- If one component is repeatedly rendering slowly, suggest memoization
The dashboard also doesn’t show the code making significant contributions to your scores. This is unlike, oddly enough, Vercel’s free Lighthouse integration, which points you in the right direction toward improving your scores on these very metrics:
(Using the source maps to link back to the exact line of the React component on GitHub would be an amazing power-up vs the rendered DOM here.)
The dashboard itself feels a bit rushed in design execution. Using icons instead of a drop-down menu for device selection, for example, would make it faster to switch. (Vercel says they’re using this library for device detection, but since iPadOS reports itself as a Mac, the “Tablet” category isn’t really accurate.)
There’s also a “Pages” section below these graphs, but even months into using it on decently high-traffic sites, it fails to collect data from most pages besides the homepage across all my projects. There’s also little UI bugs like not supporting clicking the expansion triangles with the iPad trackpad, & the graphs I don’t find especially enlightening.
“Next.js Analytics” also feels mis-branded. Next.js is an open source framework you can host anywhere, while Next.js Analytics is anything but. I have no problem with this—similar to the way AirPods work with any computer but have additional functionalities & better experience used with Apple devices, Next.js should continue to work anywhere but work best on Vercel.1 It’s beneficial both for Vercel & for users of the framework, who would otherwise be limited to functionality it makes sense to build directly into the framework. “Vercel Analytics” therefore feels like a more natural name, one which easily spans a multitude of other frameworks.
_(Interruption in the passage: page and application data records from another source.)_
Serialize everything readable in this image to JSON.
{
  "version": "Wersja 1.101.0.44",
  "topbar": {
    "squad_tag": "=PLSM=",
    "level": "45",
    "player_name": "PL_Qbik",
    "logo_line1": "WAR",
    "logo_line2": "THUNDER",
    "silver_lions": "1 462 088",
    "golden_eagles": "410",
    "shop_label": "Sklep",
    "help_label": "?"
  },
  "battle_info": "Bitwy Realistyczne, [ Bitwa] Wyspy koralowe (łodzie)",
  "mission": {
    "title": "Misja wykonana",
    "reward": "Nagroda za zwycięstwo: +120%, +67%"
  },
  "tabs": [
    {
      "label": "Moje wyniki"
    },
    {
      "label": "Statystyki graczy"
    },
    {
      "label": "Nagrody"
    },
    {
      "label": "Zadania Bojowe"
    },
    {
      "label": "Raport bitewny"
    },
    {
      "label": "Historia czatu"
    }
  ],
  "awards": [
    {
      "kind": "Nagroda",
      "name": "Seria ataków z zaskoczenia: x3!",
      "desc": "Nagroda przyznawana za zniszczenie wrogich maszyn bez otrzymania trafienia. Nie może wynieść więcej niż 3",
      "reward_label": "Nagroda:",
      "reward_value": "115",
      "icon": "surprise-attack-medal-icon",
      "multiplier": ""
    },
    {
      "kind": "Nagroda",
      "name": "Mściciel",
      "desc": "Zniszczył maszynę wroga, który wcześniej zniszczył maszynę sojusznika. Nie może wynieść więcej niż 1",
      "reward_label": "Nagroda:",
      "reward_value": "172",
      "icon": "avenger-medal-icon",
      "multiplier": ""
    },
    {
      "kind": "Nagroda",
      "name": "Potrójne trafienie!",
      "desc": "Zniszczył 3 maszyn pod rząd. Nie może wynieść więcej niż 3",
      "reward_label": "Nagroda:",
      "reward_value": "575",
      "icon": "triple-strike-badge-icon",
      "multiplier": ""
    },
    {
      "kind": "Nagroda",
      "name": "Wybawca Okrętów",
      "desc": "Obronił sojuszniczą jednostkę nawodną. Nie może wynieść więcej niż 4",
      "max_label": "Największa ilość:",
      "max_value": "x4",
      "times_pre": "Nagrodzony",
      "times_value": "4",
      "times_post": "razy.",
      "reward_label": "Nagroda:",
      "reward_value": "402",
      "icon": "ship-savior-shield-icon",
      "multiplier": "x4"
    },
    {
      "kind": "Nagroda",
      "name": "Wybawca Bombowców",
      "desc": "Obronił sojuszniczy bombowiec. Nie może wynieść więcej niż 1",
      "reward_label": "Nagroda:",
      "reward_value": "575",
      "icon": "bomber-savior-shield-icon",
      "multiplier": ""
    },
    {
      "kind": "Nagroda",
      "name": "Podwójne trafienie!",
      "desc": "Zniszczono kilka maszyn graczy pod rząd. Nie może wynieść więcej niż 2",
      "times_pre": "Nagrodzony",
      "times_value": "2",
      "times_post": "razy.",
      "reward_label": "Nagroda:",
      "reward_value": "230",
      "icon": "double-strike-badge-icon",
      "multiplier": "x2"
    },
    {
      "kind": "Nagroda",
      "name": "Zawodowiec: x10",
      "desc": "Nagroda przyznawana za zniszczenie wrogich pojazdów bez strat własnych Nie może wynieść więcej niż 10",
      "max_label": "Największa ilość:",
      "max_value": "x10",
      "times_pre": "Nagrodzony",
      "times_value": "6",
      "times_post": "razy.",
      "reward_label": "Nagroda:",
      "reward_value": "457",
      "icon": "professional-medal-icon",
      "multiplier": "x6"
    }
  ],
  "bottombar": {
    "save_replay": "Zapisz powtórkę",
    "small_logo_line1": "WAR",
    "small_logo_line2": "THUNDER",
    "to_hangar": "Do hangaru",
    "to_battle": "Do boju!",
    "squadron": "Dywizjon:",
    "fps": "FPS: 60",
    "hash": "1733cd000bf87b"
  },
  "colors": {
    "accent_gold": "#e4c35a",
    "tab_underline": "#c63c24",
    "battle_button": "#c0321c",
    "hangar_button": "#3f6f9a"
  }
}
Projects using Create React App or Redwood.js that use client-side rendering might need to track these metrics even more closely, so I hope they continue to expand beyond Next.js & Gatsby.
Additionally, the service is providing frontend performance monitoring, not traditional analytics. (A name like “Vercel Vitals” might make more sense?) Though I’ve recently been enjoying both Fathom & Plausible Analytics for simple traffic monitoring, the ease of turning on Netlify Analytics (a similar process to Next’s) but offered by Vercel would be brilliant alongside this. Netlify Analytics unfortunately isn’t accurate enough (while traditional client-side services like Google Analytics undercount users, especially in the tech market, since its tracking code is commonly blocked, Netlify overcounts by not filtering out traffic from bots & scrapers). A Vercel service for privacy-minded, no-code, simple analytics that use a combination of server-side & client-side tracking to get accurate numbers would be a dream. (Add-on services seem like a natural & lucrative path for the company, too.)
I’m hopeful for the future that Vercel will expand Next.js Analytics with some of these ideas. For now, it’s a handy MVP for monitoring your Core Web Vitals that remains full of potential.
Next.js Image Optimization & Next.js Commerce, the other flagship features announced at Next.js Conf, fully deserve their names, since they’re open source. Next.js Image Optimization is a perfect example of working anywhere but working best on Vercel—there’s no configuration necessary, it’s just super fast & easy out of the box. ↩